Laszlo 027-imm.jpg

In what is being seen as a direct snub to British concerns about migration from other EU member states, László Andor, commissioner responsible for employment, social affairs and inclusion, hasdelivered a speech introducing a proposal for a directive aimed at ensuring "the better application of EU law on the right of EU citizens to work in another Member State".

The right of every EU citizen to work freely in any country within the European Union, enshrined in the Article 45 of the Treaty, constitutes an essential part of the EU's Single Market, and indeed of the European Union itself, says Andor. Yet, he complains, there is a persistent problem with public and private employers' lack of awareness of EU rules. 

This lack of awareness or understanding of the rules, he says, is a major source of discrimination based on nationality.

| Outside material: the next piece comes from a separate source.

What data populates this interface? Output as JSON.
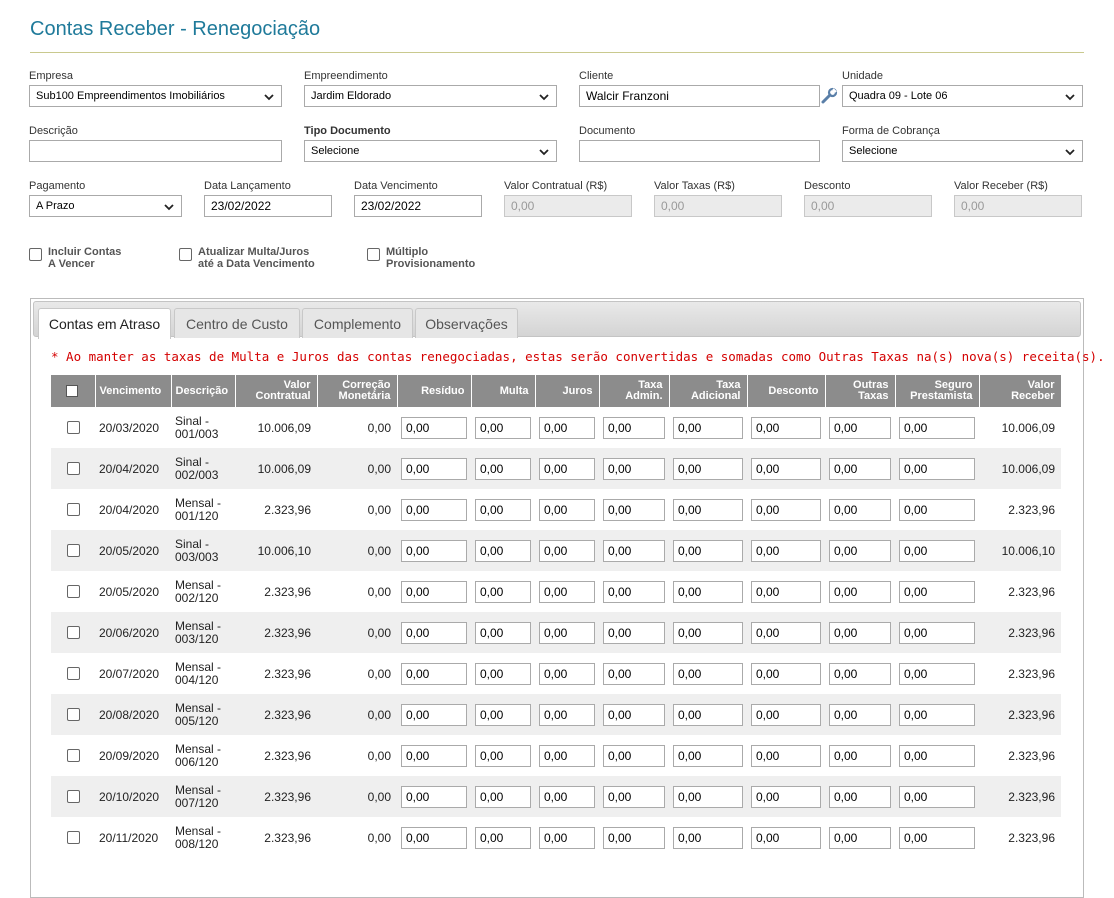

People also consider that they do not know where to turn to in the host Member State when faced with problems concerning their rights to free movement. 

Thus, the Commission's proposal aims to overcome these obstacles and to help to prevent discrimination against workers on the basis of nationality by proposing practical solutions. 

The press release tells us that the directive, if approved, require member states to create national contact points providing information, assistance and advice so that EU migrant workers, and employers, are better informed about their rights. 

It would also require the provision of "appropriate means of redress at national level" and allow labour unions, NGOs and other organisations to launch administrative or judicial procedures on behalf of individual workers in cases of discrimination. 

The rationale behind the proposal was demonstrated in an October 2010 public opinion survey conducted by the Commission that found that 67 percent of respondents felt "not well-informed" or not informed at all regarding their rights as EU citizens. This lack of awareness is evident not only among individuals, but also among private as well as public employers. 

While EU rules on free movement of workers are long-established, the way in which they are applied in practice can give rise to barriers and discriminatory practices (perceived or real) for EU migrant workers when working or looking for work in another Member State. 

Indeed, says the Commission, just three percent of the EU labour force, or 9.5 million people, live and work in another Member State. An additional 1.2 million people live in one EU country but work in another. 

And so it is that, while Switzerland is able to exclude EU workers, EU member states are being told that free movement of workers is "good for people and good for the [EU] economy", and that they should encourage more migrant workers to come to them. 

In response, a Home Office spokesman tells the BBC that: "We will forcefully resist any attempt from Europe to load additional burdens on to countries like Britain. He adds: "We are already taking tough action to stamp out the abuse of free movement, to protect our benefits system and public services: we will not allow this country to be a soft touch".

However, when it comes to this proposal for a directive, this will pass through the ordinary legislative procedure, which means that it will be approved in Council by qualified majority voting. The UK, on its own, cannot block this new law. 

How, precisely, Mr Cameron's government thus plans to "forcibly resist" the directive is not specified. One suspects, though, that this is pre-election rhetoric which will come to nothing. In due course, we will be establishing help lines and drop-in centres for wannabe migrant workers, and penalising employers for not giving them jobs.